"an act to provide for the study of scientific temperance in the public schools of Vermont," and the
supplementary act making the books relating thereto free to the scholar. Under the provisions of these acts Senator
Valentine was appointed by Governor Ormsbee one of the committee of three to select the textbooks to be used, and
to contract for their purchase.
After retiring from the duties of his office in the Legislature Senator Valentine has devoted his time and energies
to his personal business interests, and the several institutions with which he is associated; and at this present
holds by appointment of Govenror William P. Dillingham, the position of commissioner of agricultural manufacturing
and labor interest of the State, a position of importance and responsibility. Concerning the appointment and Major
Valentine's qualifications for its duties the Burlington Free Press says:
Governor Dillingham's appointment of Major A. B. Valentine to be commissioner,
under Act 110 of the last Legislature, to investigate the agricultural and manufacturing interest of the State,
and devise means to develop them, is well received by the press of the State. It is the duty of the commissioner
to collect authentic statistical information in regard to the agricultural interests and resources. The commissioner
is to report, if advisable, a bill to the next Legislature, embodying any action that may be necessary. Major Valentine
will employ a clerk to assist him in the statistical duties of the office.
In 1876 Major Valentine made an extended tour through Europe, and took a great interest in the condition of mill
operatives, especially in England. He has also traveled extensively on this continent and with his habits of observation
has laid up a large store of information, which will add to his qualifications for the duties of the office.
The growth of the Vermont Department of the Grand Army of the Republic was remarkable under Major Valentine's administration
as department commander in 1882 and 1883, and added to his reputation for executive ability.
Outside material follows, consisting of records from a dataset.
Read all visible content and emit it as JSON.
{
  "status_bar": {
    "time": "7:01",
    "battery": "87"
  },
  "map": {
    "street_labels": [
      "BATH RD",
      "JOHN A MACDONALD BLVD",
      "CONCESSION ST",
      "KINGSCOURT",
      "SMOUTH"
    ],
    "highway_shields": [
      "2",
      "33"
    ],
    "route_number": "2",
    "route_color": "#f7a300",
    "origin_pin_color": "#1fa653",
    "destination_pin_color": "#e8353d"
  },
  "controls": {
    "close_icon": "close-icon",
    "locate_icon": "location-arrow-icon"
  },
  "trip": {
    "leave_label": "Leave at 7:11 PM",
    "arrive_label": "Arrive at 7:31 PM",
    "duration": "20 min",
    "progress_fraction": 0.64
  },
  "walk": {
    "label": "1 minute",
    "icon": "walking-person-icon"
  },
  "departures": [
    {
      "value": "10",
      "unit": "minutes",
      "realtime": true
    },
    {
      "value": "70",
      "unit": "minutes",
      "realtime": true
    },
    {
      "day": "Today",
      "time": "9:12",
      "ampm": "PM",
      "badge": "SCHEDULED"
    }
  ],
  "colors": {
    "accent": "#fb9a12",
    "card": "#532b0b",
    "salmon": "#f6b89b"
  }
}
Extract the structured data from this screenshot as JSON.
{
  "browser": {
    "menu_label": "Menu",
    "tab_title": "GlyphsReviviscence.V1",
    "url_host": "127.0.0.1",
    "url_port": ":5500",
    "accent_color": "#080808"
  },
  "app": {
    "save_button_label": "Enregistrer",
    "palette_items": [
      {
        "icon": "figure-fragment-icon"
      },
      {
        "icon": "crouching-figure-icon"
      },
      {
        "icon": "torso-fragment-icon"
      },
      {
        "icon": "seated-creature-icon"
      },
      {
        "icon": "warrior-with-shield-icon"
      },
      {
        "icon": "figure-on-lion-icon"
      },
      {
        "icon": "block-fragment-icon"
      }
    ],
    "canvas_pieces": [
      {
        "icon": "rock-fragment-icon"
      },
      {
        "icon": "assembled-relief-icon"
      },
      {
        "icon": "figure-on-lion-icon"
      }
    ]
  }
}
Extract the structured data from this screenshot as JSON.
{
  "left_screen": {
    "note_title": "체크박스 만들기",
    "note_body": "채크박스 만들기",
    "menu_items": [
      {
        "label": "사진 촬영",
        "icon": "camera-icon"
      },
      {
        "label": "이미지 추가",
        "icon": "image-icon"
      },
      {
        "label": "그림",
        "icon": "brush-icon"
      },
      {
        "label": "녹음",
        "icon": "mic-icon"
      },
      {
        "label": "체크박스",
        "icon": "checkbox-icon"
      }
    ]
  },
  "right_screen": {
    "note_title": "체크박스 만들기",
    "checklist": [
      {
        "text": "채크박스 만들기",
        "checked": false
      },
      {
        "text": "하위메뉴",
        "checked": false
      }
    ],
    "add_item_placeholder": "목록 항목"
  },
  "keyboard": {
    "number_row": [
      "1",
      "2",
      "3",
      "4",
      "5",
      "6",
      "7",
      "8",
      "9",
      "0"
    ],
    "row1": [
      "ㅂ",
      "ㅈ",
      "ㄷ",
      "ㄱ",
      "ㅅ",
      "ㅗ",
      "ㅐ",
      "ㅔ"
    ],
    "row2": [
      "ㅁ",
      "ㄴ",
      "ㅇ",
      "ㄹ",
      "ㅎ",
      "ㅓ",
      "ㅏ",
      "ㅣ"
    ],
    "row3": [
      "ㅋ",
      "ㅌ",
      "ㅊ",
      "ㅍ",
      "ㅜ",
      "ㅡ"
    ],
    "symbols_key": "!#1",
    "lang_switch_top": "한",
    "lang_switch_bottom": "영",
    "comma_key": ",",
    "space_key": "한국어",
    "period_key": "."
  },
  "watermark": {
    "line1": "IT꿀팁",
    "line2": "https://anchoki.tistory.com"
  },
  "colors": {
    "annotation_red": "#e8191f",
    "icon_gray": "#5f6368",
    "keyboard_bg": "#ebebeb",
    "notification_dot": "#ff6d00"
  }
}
He was State senator
in 1884, and was the author of some important bills which became laws.
His articles on the tariff and labor question during the late campaign attracted much attention, and were extensively
copied by our State papers and prominentmetropolitan journals.
The position of commissioner of agricultural and manufacturing interests was reluctantly accepted by him, but with
his energy and executive ability there is no doubt but he will fill the position ably, and render valuable public
service in it.